Problem requirements =
Please print the records below word for word.

Component data from apps and pages
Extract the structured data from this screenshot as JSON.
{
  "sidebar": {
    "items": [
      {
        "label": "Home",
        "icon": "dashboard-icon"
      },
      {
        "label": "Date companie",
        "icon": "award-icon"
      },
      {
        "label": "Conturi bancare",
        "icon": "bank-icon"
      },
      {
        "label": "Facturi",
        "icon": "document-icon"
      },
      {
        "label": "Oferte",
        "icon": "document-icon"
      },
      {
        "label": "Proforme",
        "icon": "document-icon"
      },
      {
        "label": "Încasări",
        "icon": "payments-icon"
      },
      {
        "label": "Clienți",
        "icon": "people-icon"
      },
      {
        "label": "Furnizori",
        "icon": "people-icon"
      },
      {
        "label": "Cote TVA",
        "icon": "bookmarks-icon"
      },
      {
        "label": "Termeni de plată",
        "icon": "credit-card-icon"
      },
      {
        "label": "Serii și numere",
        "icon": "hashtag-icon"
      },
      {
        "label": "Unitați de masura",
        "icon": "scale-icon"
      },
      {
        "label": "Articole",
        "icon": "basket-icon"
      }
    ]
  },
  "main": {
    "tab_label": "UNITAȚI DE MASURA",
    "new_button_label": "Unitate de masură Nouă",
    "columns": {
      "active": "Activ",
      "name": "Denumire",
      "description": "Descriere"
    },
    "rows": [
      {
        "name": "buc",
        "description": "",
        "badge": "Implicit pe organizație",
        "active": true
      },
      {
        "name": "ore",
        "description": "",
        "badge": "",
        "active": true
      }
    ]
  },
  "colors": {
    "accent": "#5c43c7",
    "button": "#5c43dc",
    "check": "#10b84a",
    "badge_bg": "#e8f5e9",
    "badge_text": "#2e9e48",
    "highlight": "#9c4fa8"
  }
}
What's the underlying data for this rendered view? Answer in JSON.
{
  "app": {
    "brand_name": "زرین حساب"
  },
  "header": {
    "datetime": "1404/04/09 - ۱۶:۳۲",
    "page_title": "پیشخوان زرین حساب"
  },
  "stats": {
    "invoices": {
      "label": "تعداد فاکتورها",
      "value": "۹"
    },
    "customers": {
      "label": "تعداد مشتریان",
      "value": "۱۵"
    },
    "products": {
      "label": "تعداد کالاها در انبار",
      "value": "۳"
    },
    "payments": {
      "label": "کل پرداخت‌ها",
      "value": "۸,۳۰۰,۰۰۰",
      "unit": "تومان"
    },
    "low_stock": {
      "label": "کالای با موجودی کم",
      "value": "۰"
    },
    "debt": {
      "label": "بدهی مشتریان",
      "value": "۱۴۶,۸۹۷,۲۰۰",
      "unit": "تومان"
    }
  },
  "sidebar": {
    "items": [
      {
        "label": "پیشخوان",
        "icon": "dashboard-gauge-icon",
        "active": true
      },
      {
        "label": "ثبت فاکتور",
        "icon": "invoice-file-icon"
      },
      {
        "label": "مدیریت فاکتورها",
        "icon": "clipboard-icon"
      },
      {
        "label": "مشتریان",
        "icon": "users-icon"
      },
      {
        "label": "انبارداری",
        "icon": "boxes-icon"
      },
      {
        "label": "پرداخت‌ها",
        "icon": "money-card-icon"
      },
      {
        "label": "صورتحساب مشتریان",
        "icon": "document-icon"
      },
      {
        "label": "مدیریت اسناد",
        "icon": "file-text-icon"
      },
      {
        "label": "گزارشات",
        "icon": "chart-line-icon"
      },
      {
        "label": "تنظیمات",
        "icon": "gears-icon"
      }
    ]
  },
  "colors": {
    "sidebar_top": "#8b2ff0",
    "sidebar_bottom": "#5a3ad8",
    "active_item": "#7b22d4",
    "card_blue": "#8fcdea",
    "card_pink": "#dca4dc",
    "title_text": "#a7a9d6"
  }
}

Answer for this exercise =
Extract the structured data from this screenshot as JSON.
{
  "sidebar": {
    "items": [
      {
        "label": "Home",
        "icon": "dashboard-icon"
      },
      {
        "label": "Date companie",
        "icon": "award-icon"
      },
      {
        "label": "Conturi bancare",
        "icon": "bank-icon"
      },
      {
        "label": "Facturi",
        "icon": "document-icon"
      },
      {
        "label": "Oferte",
        "icon": "document-icon"
      },
      {
        "label": "Proforme",
        "icon": "document-icon"
      },
      {
        "label": "Încasări",
        "icon": "payments-icon"
      },
      {
        "label": "Clienți",
        "icon": "people-icon"
      },
      {
        "label": "Furnizori",
        "icon": "people-icon"
      },
      {
        "label": "Cote TVA",
        "icon": "bookmarks-icon"
      },
      {
        "label": "Termeni de plată",
        "icon": "credit-card-icon"
      },
      {
        "label": "Serii și numere",
        "icon": "hashtag-icon"
      },
      {
        "label": "Unitați de masura",
        "icon": "scale-icon"
      },
      {
        "label": "Articole",
        "icon": "basket-icon"
      }
    ]
  },
  "main": {
    "tab_label": "UNITAȚI DE MASURA",
    "new_button_label": "Unitate de masură Nouă",
    "columns": {
      "active": "Activ",
      "name": "Denumire",
      "description": "Descriere"
    },
    "rows": [
      {
        "name": "buc",
        "description": "",
        "badge": "Implicit pe organizație",
        "active": true
      },
      {
        "name": "ore",
        "description": "",
        "badge": "",
        "active": true
      }
    ]
  },
  "colors": {
    "accent": "#5c43c7",
    "button": "#5c43dc",
    "check": "#10b84a",
    "badge_bg": "#e8f5e9",
    "badge_text": "#2e9e48",
    "highlight": "#9c4fa8"
  }
}
What's the underlying data for this rendered view? Answer in JSON.
{
  "app": {
    "brand_name": "زرین حساب"
  },
  "header": {
    "datetime": "1404/04/09 - ۱۶:۳۲",
    "page_title": "پیشخوان زرین حساب"
  },
  "stats": {
    "invoices": {
      "label": "تعداد فاکتورها",
      "value": "۹"
    },
    "customers": {
      "label": "تعداد مشتریان",
      "value": "۱۵"
    },
    "products": {
      "label": "تعداد کالاها در انبار",
      "value": "۳"
    },
    "payments": {
      "label": "کل پرداخت‌ها",
      "value": "۸,۳۰۰,۰۰۰",
      "unit": "تومان"
    },
    "low_stock": {
      "label": "کالای با موجودی کم",
      "value": "۰"
    },
    "debt": {
      "label": "بدهی مشتریان",
      "value": "۱۴۶,۸۹۷,۲۰۰",
      "unit": "تومان"
    }
  },
  "sidebar": {
    "items": [
      {
        "label": "پیشخوان",
        "icon": "dashboard-gauge-icon",
        "active": true
      },
      {
        "label": "ثبت فاکتور",
        "icon": "invoice-file-icon"
      },
      {
        "label": "مدیریت فاکتورها",
        "icon": "clipboard-icon"
      },
      {
        "label": "مشتریان",
        "icon": "users-icon"
      },
      {
        "label": "انبارداری",
        "icon": "boxes-icon"
      },
      {
        "label": "پرداخت‌ها",
        "icon": "money-card-icon"
      },
      {
        "label": "صورتحساب مشتریان",
        "icon": "document-icon"
      },
      {
        "label": "مدیریت اسناد",
        "icon": "file-text-icon"
      },
      {
        "label": "گزارشات",
        "icon": "chart-line-icon"
      },
      {
        "label": "تنظیمات",
        "icon": "gears-icon"
      }
    ]
  },
  "colors": {
    "sidebar_top": "#8b2ff0",
    "sidebar_bottom": "#5a3ad8",
    "active_item": "#7b22d4",
    "card_blue": "#8fcdea",
    "card_pink": "#dca4dc",
    "title_text": "#a7a9d6"
  }
}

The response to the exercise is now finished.